Learn all about super and choosing a fund with our handy guide.
Learn about the benefits and risks of self managed super funds and essentials like set up and running costs, how to set up a SMSF, and FAQs.
What is an industry super fund and who can join one? Learn about the advantages of industry funds over retail funds, and a list of major industry funds.
How and when can you access your super? Learn about preservation age, the types of withdrawal, transferring super and more.
A comprehensive guide on the steps you’ll need to take to find super that might be sitting in a dormant superannuation account.
Find out what the superannuation targets are and how much you should have saved for retirement.
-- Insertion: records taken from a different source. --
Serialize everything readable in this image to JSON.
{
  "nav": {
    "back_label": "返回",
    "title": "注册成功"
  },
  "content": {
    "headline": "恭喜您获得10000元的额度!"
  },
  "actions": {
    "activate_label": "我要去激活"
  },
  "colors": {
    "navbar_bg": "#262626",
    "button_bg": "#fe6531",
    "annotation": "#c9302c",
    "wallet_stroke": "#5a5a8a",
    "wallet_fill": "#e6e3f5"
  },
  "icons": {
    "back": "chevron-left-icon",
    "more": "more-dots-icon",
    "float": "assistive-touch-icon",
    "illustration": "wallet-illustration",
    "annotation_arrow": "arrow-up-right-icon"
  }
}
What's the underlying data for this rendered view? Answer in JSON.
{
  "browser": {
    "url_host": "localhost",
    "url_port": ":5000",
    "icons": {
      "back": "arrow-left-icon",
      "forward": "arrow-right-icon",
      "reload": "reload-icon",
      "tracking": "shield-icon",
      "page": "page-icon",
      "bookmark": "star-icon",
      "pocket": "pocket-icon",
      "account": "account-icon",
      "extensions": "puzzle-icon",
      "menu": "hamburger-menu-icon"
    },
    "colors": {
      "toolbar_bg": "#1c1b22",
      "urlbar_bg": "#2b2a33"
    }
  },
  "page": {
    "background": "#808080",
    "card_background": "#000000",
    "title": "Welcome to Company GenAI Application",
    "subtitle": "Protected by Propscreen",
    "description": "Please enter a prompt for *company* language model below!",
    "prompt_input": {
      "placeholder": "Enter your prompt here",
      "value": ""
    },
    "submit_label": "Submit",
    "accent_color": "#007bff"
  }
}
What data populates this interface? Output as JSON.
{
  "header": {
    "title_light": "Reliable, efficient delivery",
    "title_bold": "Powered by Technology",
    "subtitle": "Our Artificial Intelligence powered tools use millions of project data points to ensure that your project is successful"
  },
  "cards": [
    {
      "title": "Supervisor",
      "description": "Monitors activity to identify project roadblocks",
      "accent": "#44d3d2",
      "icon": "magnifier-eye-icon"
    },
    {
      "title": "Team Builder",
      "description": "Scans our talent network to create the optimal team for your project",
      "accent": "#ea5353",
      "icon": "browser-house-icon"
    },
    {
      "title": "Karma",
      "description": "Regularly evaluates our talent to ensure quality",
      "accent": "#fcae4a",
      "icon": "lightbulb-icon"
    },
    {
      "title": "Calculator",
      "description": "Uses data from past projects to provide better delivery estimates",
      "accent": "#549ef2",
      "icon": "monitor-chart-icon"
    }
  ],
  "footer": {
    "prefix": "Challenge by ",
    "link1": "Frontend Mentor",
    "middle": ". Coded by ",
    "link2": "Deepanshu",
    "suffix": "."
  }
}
For many Aussies, the intended age of retirement might not match up with their actual retirement ...
Will super support the next generational wave of retirees?
Superannuation reforms: 3 big changes every Aussie needs to know
APRA's latest superannuation stats: what it means for your retirement nest egg
ATO Ramps Up Superannuation Compliance
Super funds decline 1.6% in October, continuing a three-month slide
Super race against time heats up with funds left untouched
Aussies are not feeling confident about retirement amid high costs
Super for those on parental leave: Gov considers expanding super
Read more news articles about super >> See all
Mozo's team of money experts and journalists are here to guide you on the important super topics so that you can make your money count for more during your retirement. See all
Superannuation is a way of saving money for your retirement. When you work, a percentage of your earnings is set aside in a super fund account, which is only made accessible to you when you retire and reach your preservation age. This amount can grow over time, based on how much is contributed and how your chosen fund invests your money.
Superannuation is a long term investment, but it shouldn’t be thought of as a set and forget decision. The fees you pay, the investment returns, and asset allocation will determine how much super you will have at the time of retirement and the kind of retirement you’ll be able to financially enjoy. Engaging with your super at all stages of your life is important.
Superannuation is the way that most Australians save for their retirement. Employers are required to pay a percentage of your earnings (current minimum 11%) in your super account and your chosen superfund will invest this on your behalf until your retirement.
When you retire you will be able to withdraw the funds in your account to pay for your living expenses.
You can choose which type of superfund your money is held by and you will generally also get a choice between the investment options made with your money as most superfunds will have options for conservative, balanced or growth investments.
There are a range of super funds choices available to Australians including:
When it comes to selecting the investment options within your chosen fund you’re likely to have a few options. Which investment option is best for you will depend on a couple of factors such as:
Some of the most common types of pre-mixed options offered by super funds include:
The rate that employers contribute to superannuation increased in July 2023 to 11%. This is known as the superannuation guarantee rate. The rate is scheduled to increase a further 0.5% each financial year until 2025 when the rate will be 12%.
The amount of money that you can contribute to super from your before tax income is set at $27,500.00 p.a. This is known as a concessional contribution.
For the 2023/24 financial year, the non-concessional contributions cap is $110,000.
For the majority of people, you will not be able to access your superannuation until you reach the preservation age and retire.
There are some instances in which you can access super early but you’ll need to meet strict criteria.
Some reasons for early access to super might be:
Read our in depth early access to super guide to learn more about the early access rules, limits and tax implications.